In a motion for reconsideration dated September 25 filed before the Sandiganbayan's Fifth Division, state prosecutors said the anti-graft court made a mistake when it allowed former senator Jinggoy Estrada to post bail over his pork barrel scam case.

Estrada was released from detention at the Philippine National Police Custodial Center on September 16 after three years. The Sandiganbayan allowed him to post P1 million in bail, ruling that "the evidence has not strongly established accused Estrada as the main plunderer."

The Ombudsman asked the Sandiganbayan to reverse the ruling, which was based on the "main plunderer" doctrine.

The Fifth Division anchored its ruling on a Supreme Court decision acquitting former president Gloria Macapagal-Arroyo on grounds that the Ombudsman failed to identify her as the main plunderer in the charge sheet. 

"Let it be stressed that the text of the Plunder Law does not expressly require the prosecution to allege or identify or even prove the so-called main plunderer among the co-conspirators in the crime of plunder," the motion for reconsideration read.

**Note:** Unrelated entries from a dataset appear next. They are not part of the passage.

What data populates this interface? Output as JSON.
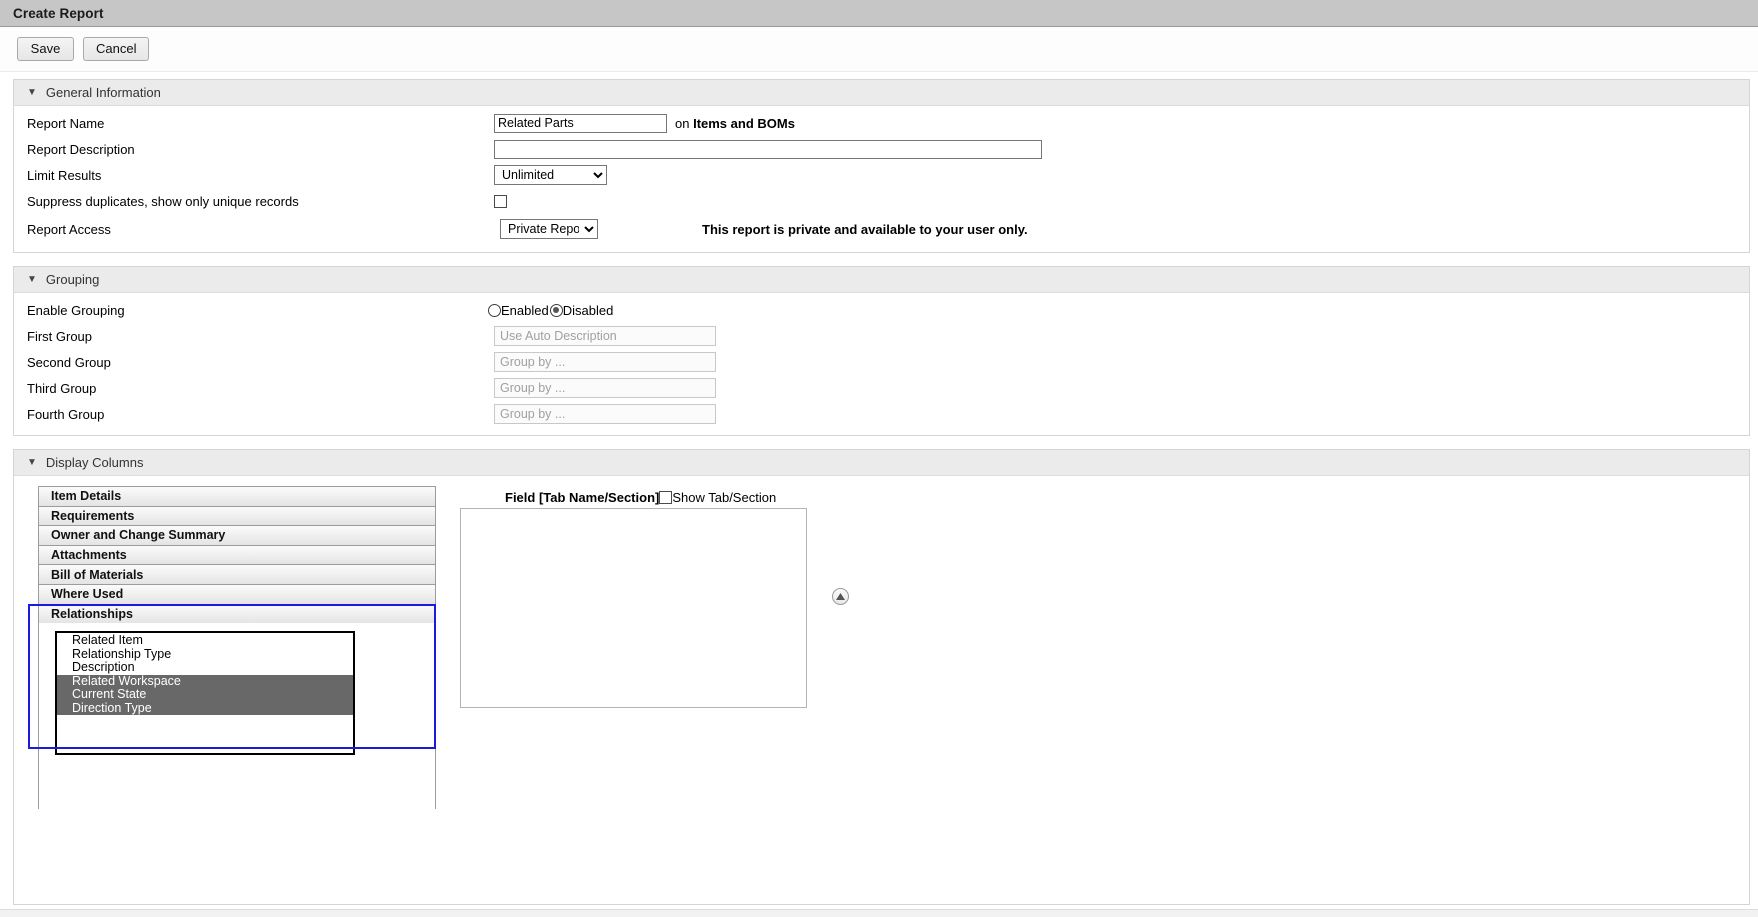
{
  "window": {
    "title": "Create Report"
  },
  "toolbar": {
    "save_label": "Save",
    "cancel_label": "Cancel"
  },
  "sections": {
    "general": {
      "title": "General Information",
      "twisty": "▼",
      "report_name": {
        "label": "Report Name",
        "value": "Related Parts",
        "suffix_prefix": "on ",
        "suffix_bold": "Items and BOMs"
      },
      "report_description": {
        "label": "Report Description",
        "value": "",
        "placeholder": ""
      },
      "limit_results": {
        "label": "Limit Results",
        "selected": "Unlimited",
        "options": [
          "Unlimited"
        ]
      },
      "suppress_duplicates": {
        "label": "Suppress duplicates, show only unique records",
        "checked": false
      },
      "report_access": {
        "label": "Report Access",
        "selected": "Private Report",
        "options": [
          "Private Report"
        ],
        "note": "This report is private and available to your user only."
      }
    },
    "grouping": {
      "title": "Grouping",
      "twisty": "▼",
      "enable_grouping": {
        "label": "Enable Grouping",
        "enabled_label": "Enabled",
        "disabled_label": "Disabled",
        "selected": "Disabled"
      },
      "groups": [
        {
          "label": "First Group",
          "value": "Use Auto Description",
          "disabled": true
        },
        {
          "label": "Second Group",
          "value": "Group by ...",
          "disabled": true
        },
        {
          "label": "Third Group",
          "value": "Group by ...",
          "disabled": true
        },
        {
          "label": "Fourth Group",
          "value": "Group by ...",
          "disabled": true
        }
      ]
    },
    "display_columns": {
      "title": "Display Columns",
      "twisty": "▼",
      "accordion": [
        {
          "label": "Item Details",
          "expanded": false
        },
        {
          "label": "Requirements",
          "expanded": false
        },
        {
          "label": "Owner and Change Summary",
          "expanded": false
        },
        {
          "label": "Attachments",
          "expanded": false
        },
        {
          "label": "Bill of Materials",
          "expanded": false
        },
        {
          "label": "Where Used",
          "expanded": false
        },
        {
          "label": "Relationships",
          "expanded": true
        }
      ],
      "available_fields": [
        {
          "label": "Related Item",
          "selected": false
        },
        {
          "label": "Relationship Type",
          "selected": false
        },
        {
          "label": "Description",
          "selected": false
        },
        {
          "label": "Related Workspace",
          "selected": true
        },
        {
          "label": "Current State",
          "selected": true
        },
        {
          "label": "Direction Type",
          "selected": true
        }
      ],
      "selected_panel": {
        "header_label": "Field [Tab Name/Section]",
        "show_tab_label": "Show Tab/Section",
        "show_tab_checked": false,
        "move_up_icon": "triangle-up-icon"
      }
    }
  },
  "colors": {
    "titlebar": "#c6c6c6",
    "panel_header": "#ebebeb",
    "focus_outline": "#1a1ae0",
    "list_selection": "#686868"
  }
}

The prosecution added the law recognizes plunder may be committed collectively. When it is committed as a collective act by more than one accused, there is no main plunderer as all conspiring participants are equally deemed plunderers.

Related: Jinggoy Estrada posts bail for plunder case

In granting bail to Estrada, the Sandiganbayan also said he is not a flight risk. The Ombudsman argued this was another mistake.

"In applications for bail involving non-bailable offenses, only one factor is to be considered, that is, whether the evidence of guilt is strong," it said. 

Estrada allegedly received ₱183 million in kickbacks from his Priority Development Assistance Fund, also known as pork barrel or funds a lawmaker can spend for projects. Plunder is considered a non-bailable offense.

The Ombudsman's appeal is set for hearing before the Fifth Division on Monday, October 2. Special Prosecutor Edilberto Sandoval will argue for the prosecution.